Anyway, my teacher required us to keep a journal, but we could write whatever we wanted in it as long as we wrote every day. I wrote a very long, rambling, inarticulate poem about “something,” some kind of vicious beast, chasing the speaker during the night. Therapists will say it was gay desire. My teacher didn’t comment much on it (she read them every day). It was notable primarily for its generous use of capitalized words and line breaks, which allowed for a maximum of two words on each line (but frequently only one).

I still have it. I’ve written every since, with the exception of the two years between undergrad and grad.

The Definitive List of Problems with American Poetry

1. There are too many poets. I can’t even tell you how many poetry books are published each year. A lot of them. Nobody in America reads poetry except poets and fiction writers desperate to find a way out of their bland novel life. The problem with poetry in America is that there are just too. many. good. books. to. read. I can’t keep up, much less provide myself with opportunities to read all the great poetry in America’s past. What should I do? Instead of publishing so many books, I suggest we begin publishing digest versions of great books. Poetry’s already so short, we should be able to pack at least What Narcissism Means to Me, Sleeping With the Dictionary, Little Ice Age, and Lie Awake Lake in one convenient, brief package. I mean, we sell hamburger buns in sets of ten.

2. There are too many different kinds of poetry. American poetry will never develop a cohesive audience because, unlike television, poetry hasn’t developed “a sitcom,” “a newsmagazine”—something easily consumable and endlessly replacable. For example, imagine every book was written by Ted Kooser or a Ted Kooser surrogate, or a writer mentored by Ted Kooser or what have you. People might develop a taste for that.

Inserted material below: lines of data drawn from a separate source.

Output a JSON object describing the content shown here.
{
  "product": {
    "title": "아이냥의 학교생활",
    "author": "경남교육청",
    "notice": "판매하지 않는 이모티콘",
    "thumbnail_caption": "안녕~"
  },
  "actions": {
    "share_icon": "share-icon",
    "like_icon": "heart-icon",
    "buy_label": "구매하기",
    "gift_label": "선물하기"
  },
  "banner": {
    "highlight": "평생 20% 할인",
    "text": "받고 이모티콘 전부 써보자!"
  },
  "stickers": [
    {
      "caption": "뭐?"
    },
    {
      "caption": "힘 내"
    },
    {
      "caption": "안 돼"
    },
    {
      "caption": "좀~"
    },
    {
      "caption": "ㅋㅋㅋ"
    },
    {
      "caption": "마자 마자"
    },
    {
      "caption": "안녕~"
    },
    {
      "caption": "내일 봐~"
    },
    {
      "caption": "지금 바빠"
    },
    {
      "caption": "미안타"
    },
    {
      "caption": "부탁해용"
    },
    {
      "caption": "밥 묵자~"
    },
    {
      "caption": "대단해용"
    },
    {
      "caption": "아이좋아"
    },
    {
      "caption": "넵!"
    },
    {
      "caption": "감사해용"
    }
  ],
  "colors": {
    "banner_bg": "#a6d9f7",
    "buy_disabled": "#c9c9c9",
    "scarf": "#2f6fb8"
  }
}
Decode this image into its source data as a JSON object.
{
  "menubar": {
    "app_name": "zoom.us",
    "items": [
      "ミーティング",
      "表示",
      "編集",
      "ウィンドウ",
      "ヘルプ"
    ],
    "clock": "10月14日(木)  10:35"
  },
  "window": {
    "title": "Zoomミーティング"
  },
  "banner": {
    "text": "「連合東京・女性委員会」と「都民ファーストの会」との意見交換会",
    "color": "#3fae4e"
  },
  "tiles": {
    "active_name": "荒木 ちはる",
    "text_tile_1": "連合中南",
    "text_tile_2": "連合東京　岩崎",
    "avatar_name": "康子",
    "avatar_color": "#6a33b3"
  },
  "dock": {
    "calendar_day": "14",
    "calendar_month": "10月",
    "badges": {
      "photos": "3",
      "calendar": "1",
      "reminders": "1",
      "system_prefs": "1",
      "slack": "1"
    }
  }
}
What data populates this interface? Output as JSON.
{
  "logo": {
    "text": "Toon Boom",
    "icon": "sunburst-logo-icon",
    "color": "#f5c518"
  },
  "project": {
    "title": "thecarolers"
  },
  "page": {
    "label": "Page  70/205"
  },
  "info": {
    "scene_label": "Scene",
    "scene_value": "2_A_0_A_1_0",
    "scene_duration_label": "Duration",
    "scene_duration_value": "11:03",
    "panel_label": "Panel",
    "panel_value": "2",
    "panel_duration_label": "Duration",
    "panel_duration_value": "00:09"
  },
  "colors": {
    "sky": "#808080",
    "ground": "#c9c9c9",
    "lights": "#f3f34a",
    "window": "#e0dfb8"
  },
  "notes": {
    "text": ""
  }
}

3. Most poets are overpaid and become fat and lazy. Yes. We’ve seen this time and time again. I call this the “Hollywoodization” of poetry—and now our literary world is full of waddling Harvey Weinsteins in their black suits and colored ties. We have female Harvey Weinstein impersonators. It’s getting serious, people. Think of the children. When a poet becomes an overpaid poet *poof!* Their next book wins a [insert prestigious award], newspapers insist we’ve been reading him/her all along, and then the rest of their life is crap.

4. We do not enjoy bad poetry in the same way we enjoy bad movies. I have a coworker who is obsessed with the film Pootietang. It’s an awful film, yet she loves it. There is no poetry counterpart to Pootietang. Bad poetry does not become camp. People do not quote bad poetry to each other at parties and then make friends for life. This is unfortunate.

5. Poetry has been swallowed by academia and now bears no resemblance to the actual world. We should supply each American with a new publication, The Idiot’s Guide to Language, and a collectable decoder ring distributed through eBay and Amazon.com. Only Americans who purchase both items will be able to read the poetry being created within academia. Poetry created outside of the academy will fit into one of two new genres of writing: greeting cards or word noise.

6. There are too many lists decrying the problems with American poetry and not enough lists enumerating what’s right. If I’m part of the problem, does that mean I’m solved by the solution? Or does the solution now suddenly bear no resemblance to the problem?